The retrograde nationalism of the UAW flies in the face of the reality of the globalized nature of modern industry. Autoworkers in Mexico, China, Europe and all over the world are tied together in an integrated system of production in which the national “identity” of any particular vehicle is virtually impossible to determine. Given this fact, the role of the nationalism promoted by the UAW and other unions only serves the interests of the bosses by promoting a fratricidal competition between workers in different countries. Unless decisively opposed, this can only lead to impoverishment of all workers.

Dittes concludes his letter by stating that “product and job security” will be the starting point for the UAW in upcoming contract talks with the Detroit automakers.

As many workers are well aware, such talk by the UAW is a signal that it intends to impose yet another pro-company agreement in 2019 to further slash US labor costs and drive up profits for the auto companies.

While Dittes rants against China and Mexico, the UAW has sat by without lifting a finger while GM cuts thousands of car assembly plant jobs, including the elimination of a shift earlier this year at the Lordstown, Ohio, assembly plant. Prior to the layoff, the UAW signed a provocative secret Memorandum of Understanding with GM permitting management to hire lower paid contract workers to take over jobs formerly performed by regular GM employees.

The supposed job guarantees negotiated by the UAW in exchange for concessions have all turned out to be worthless. Since 1979 the Detroit automakers have eliminated hundreds of thousands of jobs with no resistance by the UAW. In not one case has the UAW called a strike or organized a mass demonstration against layoffs or plant closures. Mimicking corporate management and Wall Street analysts, UAW officials justified recent layoffs by GM on the grounds they were dictated by “market conditions.”

The 2015 contract further facilitated layoffs by vastly expanding the number of temporary part-time workers who are excluded from most contract protections, including eligibility for supplementary unemployment benefits. In 2009 the UAW agreed to eliminate the jobs bank that provided limited job security for laid-off workers. The auto companies soon followed up by eliminating tens of thousands of jobs.

The UAW has supported the proposal by the Trump administration for tariffs on imported autos and auto parts, a measure that if implemented would have potentially devastating impact on world trade and enormously exacerbate global tensions. Trump’s trade policies are not aimed at defending jobs, in fact a vast contraction of production is the likely outcome, but at developing “fortress America” aimed at military conflict with global rivals, in the first place China or Russia.
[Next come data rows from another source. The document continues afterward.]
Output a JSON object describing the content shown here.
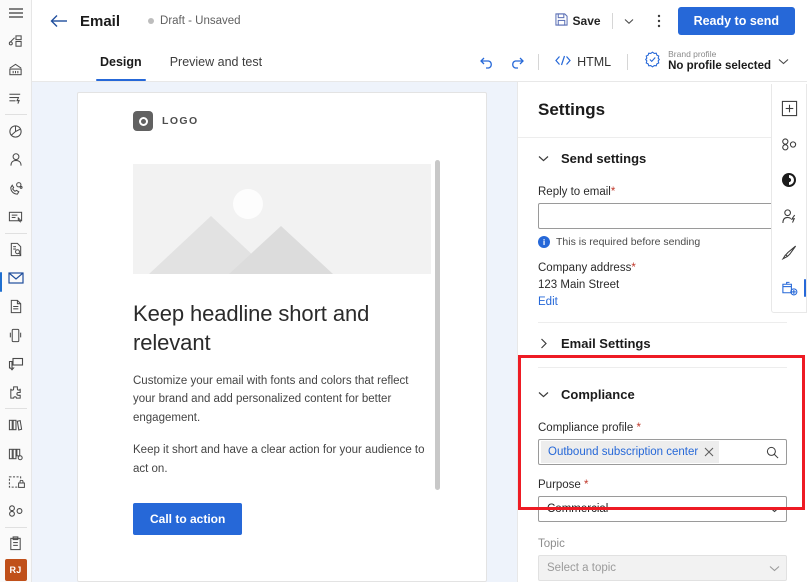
{
  "left_rail": {
    "hamburger_label": "site-map",
    "items": [
      {
        "name": "recent",
        "icon": "pin-recent-icon"
      },
      {
        "name": "pinned",
        "icon": "grid-pinned-icon"
      },
      {
        "name": "quick-campaigns",
        "icon": "lightning-list-icon"
      },
      {
        "name": "dashboards",
        "icon": "pie-chart-icon"
      },
      {
        "name": "contacts",
        "icon": "person-icon"
      },
      {
        "name": "leads",
        "icon": "phone-bubble-icon"
      },
      {
        "name": "forms",
        "icon": "form-icon"
      },
      {
        "name": "reports",
        "icon": "document-search-icon"
      },
      {
        "name": "emails",
        "icon": "envelope-icon"
      },
      {
        "name": "pages",
        "icon": "page-icon"
      },
      {
        "name": "mobile",
        "icon": "mobile-icon"
      },
      {
        "name": "text-messages",
        "icon": "chat-icon"
      },
      {
        "name": "push",
        "icon": "puzzle-icon"
      },
      {
        "name": "library",
        "icon": "books-icon"
      },
      {
        "name": "assets",
        "icon": "books-gear-icon"
      },
      {
        "name": "templates",
        "icon": "template-lock-icon"
      },
      {
        "name": "segments",
        "icon": "segments-icon"
      },
      {
        "name": "tasks",
        "icon": "clipboard-icon"
      }
    ],
    "avatar_initials": "RJ"
  },
  "command_bar": {
    "back_label": "back-arrow",
    "title": "Email",
    "draft_status": "Draft - Unsaved",
    "save_label": "Save",
    "more_label": "more-commands",
    "primary_label": "Ready to send"
  },
  "tabs": {
    "items": [
      {
        "label": "Design",
        "selected": true
      },
      {
        "label": "Preview and test",
        "selected": false
      }
    ],
    "undo_label": "undo",
    "redo_label": "redo",
    "html_label": "HTML",
    "brand_profile_label": "Brand profile",
    "brand_profile_value": "No profile selected"
  },
  "canvas": {
    "logo_text": "LOGO",
    "headline": "Keep headline short and relevant",
    "paragraph1": "Customize your email with fonts and colors that reflect your brand and add personalized content for better engagement.",
    "paragraph2": "Keep it short and have a clear action for your audience to act on.",
    "cta_label": "Call to action"
  },
  "settings": {
    "title": "Settings",
    "collapse_label": "collapse-panel",
    "send_settings": {
      "header": "Send settings",
      "reply_label": "Reply to email",
      "reply_required": "*",
      "reply_value": "",
      "reply_placeholder": "",
      "hint_icon": "i",
      "hint_text": "This is required before sending",
      "company_label": "Company address",
      "company_required": "*",
      "company_value": "123 Main Street",
      "edit_link": "Edit"
    },
    "email_settings": {
      "header": "Email Settings"
    },
    "compliance": {
      "header": "Compliance",
      "profile_label": "Compliance profile",
      "profile_required": "*",
      "profile_value": "Outbound subscription center",
      "clear_label": "clear-selection",
      "search_label": "lookup-search",
      "purpose_label": "Purpose",
      "purpose_required": "*",
      "purpose_value": "Commercial"
    },
    "topic": {
      "label": "Topic",
      "placeholder": "Select a topic"
    }
  },
  "right_rail": {
    "items": [
      {
        "name": "add-element",
        "icon": "add-box-icon"
      },
      {
        "name": "layouts",
        "icon": "layouts-icon"
      },
      {
        "name": "themes",
        "icon": "theme-circle-icon"
      },
      {
        "name": "personalization",
        "icon": "person-lightning-icon"
      },
      {
        "name": "styles",
        "icon": "brush-icon"
      },
      {
        "name": "settings",
        "icon": "settings-panel-icon"
      }
    ]
  },
  "colors": {
    "accent": "#2668d8",
    "highlight": "#ee1b24",
    "avatar": "#c0501a",
    "required": "#c0392b"
  }
}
The program of the UAW dovetails with this agenda, lining up American workers behind US preparations for a catastrophic war. This is the deadly logic of the UAW’s economic nationalism.

Workers all over the world have a common interest in opposing the promotion of nationalism and chauvinism by the unions. The destruction of jobs and living conditions as well as the threat of war are the product of the capitalist system and the insatiable drive by big business for profit.

The very real threat of massive job cuts can only be countered by the mobilization of autoworkers in a united struggle, coordinated with their brother workers overseas, against the global auto giants. To be successful, this struggle must be conducted independently of the UAW through the building of a network of rank-and-file factory committees, democratically controlled by workers and committed to a collective struggle to defend the right to good-paying jobs for all workers. This necessarily means a rejection of the economic nationalism promoted by the UAW and fraternal collaboration of workers in different lands based on a socialist and internationalist program.